This switch has the potential to alter intakes of both sodium and potassium. There is evidence that the Na-K ratio of the diet is relevant in blood pressure physiology, but to what extent reformulation efforts have or could affect intake of these nutrients, and as a secondary question, health, is unknown. In addition, there is concern that expanding the use of KCl will lead to unsafe potassium intake levels for certain high-risk groups (e.g., those with chronic kidney disease instructed to limit potassium intake). Several of these questions could be clarified through a population-based intake assessment.

The project will be conducted in three steps: 1) Identify the primary contributors to sodium intake using the FDA voluntary sodium reduction guidance, and 2) develop practical and feasible replacement scenarios for the identified categories, and 3) assess US population intakes of sodium and potassium for these categories under two scenarios: a) 100% replacement of NaCl with KCl, and b) “practical and feasible” replacement for each food category.

Institution: Exponent
Principal Investigator: Mary Murphy, MS, RD; Carolyn Scrafford, PhD, MPH
Amount Awarded: $190,000
Year Awarded: 2019

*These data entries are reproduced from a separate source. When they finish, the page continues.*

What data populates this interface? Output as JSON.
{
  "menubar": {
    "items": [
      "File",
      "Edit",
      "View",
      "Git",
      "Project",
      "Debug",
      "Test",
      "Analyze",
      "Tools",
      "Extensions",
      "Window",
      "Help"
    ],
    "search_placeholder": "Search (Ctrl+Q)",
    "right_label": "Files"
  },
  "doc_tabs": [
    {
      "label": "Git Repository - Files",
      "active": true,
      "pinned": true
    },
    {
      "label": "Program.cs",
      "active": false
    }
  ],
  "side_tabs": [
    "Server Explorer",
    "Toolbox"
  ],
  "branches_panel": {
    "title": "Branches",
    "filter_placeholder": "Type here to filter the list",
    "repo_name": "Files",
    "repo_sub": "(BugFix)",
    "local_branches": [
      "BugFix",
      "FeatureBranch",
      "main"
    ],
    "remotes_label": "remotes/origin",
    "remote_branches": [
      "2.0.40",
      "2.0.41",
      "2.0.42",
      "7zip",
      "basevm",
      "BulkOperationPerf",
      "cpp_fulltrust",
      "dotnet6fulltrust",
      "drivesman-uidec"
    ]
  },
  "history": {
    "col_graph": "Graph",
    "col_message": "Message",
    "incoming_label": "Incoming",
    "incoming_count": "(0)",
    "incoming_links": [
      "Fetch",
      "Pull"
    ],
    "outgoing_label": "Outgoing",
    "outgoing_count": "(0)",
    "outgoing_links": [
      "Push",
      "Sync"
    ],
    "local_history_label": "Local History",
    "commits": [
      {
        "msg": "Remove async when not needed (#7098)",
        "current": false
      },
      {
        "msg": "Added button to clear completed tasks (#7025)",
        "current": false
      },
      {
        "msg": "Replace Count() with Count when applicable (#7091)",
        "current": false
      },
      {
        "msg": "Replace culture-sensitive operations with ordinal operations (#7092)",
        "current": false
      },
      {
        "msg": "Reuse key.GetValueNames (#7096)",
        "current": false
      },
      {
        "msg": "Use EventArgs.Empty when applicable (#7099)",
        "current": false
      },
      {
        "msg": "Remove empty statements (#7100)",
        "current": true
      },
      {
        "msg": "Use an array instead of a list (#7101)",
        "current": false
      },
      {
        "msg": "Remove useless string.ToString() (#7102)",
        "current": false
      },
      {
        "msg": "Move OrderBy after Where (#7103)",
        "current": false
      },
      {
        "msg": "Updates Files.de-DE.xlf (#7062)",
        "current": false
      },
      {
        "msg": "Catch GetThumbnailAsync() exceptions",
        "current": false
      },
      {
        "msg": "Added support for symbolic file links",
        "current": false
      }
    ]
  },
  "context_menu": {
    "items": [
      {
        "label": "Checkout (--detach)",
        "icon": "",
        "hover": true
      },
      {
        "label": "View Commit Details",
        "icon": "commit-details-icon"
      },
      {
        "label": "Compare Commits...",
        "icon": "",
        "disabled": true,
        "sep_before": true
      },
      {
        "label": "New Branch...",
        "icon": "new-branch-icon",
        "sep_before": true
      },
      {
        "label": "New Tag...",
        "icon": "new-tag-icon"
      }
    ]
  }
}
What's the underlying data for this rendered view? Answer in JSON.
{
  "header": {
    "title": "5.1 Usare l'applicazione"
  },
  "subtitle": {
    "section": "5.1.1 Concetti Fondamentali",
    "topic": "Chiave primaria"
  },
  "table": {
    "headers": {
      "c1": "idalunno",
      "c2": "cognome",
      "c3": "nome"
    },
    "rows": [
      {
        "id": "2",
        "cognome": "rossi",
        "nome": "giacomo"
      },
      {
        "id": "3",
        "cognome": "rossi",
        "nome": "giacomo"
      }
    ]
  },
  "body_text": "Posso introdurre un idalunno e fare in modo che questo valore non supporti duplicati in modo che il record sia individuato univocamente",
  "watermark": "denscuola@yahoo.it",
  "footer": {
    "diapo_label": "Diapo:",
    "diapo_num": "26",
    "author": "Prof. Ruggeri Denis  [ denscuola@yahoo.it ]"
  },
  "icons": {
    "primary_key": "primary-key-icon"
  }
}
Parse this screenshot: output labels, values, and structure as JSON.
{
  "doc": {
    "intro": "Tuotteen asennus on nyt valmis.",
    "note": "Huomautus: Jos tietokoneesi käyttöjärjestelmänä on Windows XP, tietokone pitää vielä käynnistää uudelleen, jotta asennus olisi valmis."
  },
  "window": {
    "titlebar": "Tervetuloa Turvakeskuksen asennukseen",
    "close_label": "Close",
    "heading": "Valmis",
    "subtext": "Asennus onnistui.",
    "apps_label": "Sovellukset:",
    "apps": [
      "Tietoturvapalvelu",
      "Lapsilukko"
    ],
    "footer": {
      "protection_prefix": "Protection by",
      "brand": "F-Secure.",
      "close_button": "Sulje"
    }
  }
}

View this project on the Center for Open Science’s Open Science Framework.

Learn more about the ILSI North America Sodium Committee.